### Excerpts from a dataset:
________________________
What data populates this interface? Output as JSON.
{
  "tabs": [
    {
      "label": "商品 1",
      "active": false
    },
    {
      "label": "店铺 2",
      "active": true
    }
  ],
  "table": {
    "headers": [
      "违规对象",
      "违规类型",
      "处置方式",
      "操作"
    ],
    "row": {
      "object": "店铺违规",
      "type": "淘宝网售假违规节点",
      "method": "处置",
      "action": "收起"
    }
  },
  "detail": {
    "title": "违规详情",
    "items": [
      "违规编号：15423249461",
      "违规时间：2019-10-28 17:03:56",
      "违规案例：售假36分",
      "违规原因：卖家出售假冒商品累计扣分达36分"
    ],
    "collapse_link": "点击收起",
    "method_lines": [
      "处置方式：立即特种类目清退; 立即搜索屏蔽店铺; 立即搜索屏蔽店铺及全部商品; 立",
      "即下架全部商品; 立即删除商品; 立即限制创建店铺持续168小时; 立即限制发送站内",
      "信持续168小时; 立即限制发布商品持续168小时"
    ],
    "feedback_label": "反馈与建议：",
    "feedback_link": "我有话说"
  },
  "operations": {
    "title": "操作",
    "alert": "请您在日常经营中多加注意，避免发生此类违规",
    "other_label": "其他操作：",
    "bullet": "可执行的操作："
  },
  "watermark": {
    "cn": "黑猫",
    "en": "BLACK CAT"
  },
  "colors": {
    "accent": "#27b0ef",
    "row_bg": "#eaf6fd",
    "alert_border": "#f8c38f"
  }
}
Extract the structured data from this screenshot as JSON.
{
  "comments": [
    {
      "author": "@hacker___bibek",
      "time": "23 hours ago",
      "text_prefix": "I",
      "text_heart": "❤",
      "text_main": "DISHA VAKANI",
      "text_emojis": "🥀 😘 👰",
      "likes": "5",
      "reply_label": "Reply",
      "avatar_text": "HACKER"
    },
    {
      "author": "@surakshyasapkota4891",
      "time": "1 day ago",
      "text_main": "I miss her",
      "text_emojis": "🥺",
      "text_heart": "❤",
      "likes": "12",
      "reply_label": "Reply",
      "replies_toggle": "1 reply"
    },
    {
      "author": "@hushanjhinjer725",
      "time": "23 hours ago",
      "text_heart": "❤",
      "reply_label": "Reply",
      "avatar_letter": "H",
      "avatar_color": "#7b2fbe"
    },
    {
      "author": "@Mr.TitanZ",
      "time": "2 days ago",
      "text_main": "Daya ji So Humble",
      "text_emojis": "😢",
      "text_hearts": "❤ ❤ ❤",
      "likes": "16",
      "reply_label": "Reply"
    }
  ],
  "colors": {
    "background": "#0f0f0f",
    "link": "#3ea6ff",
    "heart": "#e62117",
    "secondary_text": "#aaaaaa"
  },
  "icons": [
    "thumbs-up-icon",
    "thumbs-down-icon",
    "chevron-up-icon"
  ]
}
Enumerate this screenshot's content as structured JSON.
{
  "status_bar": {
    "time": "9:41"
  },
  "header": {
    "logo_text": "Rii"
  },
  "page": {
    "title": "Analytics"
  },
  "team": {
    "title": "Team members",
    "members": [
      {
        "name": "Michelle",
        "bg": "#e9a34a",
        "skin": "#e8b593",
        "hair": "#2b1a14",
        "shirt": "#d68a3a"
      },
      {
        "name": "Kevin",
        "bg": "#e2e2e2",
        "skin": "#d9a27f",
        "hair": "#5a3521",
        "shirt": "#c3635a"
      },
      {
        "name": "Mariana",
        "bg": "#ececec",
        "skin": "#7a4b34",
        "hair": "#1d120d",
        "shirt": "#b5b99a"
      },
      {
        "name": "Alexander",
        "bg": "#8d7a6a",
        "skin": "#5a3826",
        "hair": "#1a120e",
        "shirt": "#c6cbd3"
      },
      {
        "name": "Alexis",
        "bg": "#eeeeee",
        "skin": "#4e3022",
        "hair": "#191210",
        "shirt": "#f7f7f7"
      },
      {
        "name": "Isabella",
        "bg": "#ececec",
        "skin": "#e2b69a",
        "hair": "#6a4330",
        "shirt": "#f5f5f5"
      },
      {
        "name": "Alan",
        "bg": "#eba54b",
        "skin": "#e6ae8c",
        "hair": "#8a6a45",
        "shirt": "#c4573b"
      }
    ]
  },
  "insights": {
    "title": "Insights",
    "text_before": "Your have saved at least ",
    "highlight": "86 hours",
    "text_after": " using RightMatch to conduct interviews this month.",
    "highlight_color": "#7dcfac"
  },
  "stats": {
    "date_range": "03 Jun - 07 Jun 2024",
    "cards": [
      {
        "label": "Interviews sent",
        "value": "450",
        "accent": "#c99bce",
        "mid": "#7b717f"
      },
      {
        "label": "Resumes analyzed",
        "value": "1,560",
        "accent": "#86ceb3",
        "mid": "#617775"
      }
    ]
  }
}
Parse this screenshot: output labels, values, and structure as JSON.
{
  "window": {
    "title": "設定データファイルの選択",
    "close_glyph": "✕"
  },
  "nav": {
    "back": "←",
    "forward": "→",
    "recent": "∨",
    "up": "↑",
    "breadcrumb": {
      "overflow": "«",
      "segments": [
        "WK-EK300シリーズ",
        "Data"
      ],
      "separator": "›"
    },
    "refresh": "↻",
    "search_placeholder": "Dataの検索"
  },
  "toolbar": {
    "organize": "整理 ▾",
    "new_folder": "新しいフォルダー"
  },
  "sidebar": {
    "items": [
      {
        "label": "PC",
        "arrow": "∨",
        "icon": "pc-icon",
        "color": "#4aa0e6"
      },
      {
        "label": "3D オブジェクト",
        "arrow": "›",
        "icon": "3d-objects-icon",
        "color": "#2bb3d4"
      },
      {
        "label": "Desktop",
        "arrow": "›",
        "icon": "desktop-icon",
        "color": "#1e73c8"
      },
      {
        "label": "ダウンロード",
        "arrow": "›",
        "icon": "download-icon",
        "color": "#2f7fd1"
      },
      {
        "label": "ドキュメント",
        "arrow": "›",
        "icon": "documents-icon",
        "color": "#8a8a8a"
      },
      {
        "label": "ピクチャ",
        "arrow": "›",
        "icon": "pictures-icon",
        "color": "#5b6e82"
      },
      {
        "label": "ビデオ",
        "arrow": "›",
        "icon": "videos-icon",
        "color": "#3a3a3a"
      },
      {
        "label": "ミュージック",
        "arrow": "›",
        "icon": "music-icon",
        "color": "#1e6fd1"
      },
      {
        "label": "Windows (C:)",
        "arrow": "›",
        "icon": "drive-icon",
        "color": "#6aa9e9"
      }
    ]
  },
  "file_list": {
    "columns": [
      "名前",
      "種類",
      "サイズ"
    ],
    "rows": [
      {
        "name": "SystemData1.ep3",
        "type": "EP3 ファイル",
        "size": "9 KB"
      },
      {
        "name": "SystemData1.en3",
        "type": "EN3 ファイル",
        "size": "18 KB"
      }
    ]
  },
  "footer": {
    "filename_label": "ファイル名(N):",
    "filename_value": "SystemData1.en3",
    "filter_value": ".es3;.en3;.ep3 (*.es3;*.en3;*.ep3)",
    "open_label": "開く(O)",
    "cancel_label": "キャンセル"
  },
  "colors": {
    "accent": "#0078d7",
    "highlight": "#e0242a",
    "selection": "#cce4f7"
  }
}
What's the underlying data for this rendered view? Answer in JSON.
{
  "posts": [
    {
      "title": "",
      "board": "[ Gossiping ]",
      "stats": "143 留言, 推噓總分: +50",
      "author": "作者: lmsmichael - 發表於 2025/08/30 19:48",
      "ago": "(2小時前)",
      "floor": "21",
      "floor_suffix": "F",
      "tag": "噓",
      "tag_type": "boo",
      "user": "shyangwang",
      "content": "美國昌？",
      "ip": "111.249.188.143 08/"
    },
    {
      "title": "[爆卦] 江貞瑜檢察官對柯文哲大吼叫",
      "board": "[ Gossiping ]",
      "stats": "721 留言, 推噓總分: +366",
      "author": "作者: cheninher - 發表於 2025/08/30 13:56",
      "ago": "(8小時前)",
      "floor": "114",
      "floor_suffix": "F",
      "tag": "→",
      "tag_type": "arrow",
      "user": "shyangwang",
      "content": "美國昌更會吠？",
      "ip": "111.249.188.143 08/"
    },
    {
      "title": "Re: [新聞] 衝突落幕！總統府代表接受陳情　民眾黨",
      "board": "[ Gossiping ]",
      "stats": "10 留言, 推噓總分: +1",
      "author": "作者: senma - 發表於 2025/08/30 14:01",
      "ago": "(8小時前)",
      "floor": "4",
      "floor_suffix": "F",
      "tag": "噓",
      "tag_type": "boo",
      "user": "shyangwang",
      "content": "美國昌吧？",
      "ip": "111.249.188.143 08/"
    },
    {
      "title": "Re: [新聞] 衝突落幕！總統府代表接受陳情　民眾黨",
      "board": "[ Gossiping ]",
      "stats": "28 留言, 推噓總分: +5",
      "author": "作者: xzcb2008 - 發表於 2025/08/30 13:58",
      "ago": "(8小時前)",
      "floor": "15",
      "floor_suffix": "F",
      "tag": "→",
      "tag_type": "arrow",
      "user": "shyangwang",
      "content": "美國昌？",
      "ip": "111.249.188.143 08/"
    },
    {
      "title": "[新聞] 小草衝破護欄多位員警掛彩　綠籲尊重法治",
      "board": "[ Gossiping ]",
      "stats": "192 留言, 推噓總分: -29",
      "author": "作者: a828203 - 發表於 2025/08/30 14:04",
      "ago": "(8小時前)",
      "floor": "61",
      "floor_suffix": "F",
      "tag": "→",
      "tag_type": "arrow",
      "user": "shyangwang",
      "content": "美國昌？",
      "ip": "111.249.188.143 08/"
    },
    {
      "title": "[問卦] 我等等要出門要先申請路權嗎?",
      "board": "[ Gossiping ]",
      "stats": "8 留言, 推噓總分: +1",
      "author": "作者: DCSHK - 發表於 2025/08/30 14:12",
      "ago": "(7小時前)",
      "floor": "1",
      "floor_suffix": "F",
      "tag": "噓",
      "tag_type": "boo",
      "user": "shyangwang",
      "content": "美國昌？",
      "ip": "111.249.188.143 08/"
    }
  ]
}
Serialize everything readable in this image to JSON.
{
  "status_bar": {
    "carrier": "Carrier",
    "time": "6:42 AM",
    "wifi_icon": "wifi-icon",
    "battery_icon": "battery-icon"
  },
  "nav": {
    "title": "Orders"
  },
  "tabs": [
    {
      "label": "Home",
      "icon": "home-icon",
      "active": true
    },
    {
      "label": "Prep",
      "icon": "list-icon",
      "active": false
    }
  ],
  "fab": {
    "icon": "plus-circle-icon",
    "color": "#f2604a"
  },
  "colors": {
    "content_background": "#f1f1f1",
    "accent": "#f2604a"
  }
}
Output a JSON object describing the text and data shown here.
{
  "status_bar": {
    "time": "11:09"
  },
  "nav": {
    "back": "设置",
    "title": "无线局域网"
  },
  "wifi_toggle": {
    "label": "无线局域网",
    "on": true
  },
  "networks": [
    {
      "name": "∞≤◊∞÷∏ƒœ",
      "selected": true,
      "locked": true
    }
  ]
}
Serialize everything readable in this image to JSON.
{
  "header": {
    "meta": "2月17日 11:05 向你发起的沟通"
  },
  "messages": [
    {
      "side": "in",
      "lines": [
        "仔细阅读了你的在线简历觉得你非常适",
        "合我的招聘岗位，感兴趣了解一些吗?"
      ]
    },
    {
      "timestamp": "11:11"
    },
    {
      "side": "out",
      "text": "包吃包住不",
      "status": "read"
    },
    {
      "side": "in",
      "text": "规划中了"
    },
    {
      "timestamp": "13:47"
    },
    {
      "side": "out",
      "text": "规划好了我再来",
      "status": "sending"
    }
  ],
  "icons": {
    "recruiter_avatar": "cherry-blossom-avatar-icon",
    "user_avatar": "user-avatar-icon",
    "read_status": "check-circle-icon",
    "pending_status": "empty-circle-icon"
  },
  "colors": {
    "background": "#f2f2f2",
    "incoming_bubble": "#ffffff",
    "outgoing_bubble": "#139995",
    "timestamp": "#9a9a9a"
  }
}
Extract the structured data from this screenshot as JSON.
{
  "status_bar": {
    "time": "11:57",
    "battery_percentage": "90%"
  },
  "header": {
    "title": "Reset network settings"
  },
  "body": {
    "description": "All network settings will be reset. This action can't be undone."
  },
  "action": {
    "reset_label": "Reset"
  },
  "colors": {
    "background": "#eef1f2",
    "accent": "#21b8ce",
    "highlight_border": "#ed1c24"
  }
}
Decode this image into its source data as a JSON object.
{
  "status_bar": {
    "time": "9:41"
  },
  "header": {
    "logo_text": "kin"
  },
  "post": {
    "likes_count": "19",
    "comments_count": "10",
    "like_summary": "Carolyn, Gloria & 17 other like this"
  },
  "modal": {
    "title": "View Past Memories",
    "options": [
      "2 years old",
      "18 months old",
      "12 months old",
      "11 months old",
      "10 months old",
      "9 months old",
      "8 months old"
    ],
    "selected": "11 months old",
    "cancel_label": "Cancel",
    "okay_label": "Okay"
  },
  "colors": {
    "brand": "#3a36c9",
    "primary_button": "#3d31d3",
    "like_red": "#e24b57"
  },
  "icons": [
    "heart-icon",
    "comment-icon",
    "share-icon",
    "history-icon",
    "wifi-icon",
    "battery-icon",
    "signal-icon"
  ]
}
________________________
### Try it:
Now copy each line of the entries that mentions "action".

### Task solution:
      "action": "收起"
    "description": "All network settings will be reset. This action can't be undone."
  "action": {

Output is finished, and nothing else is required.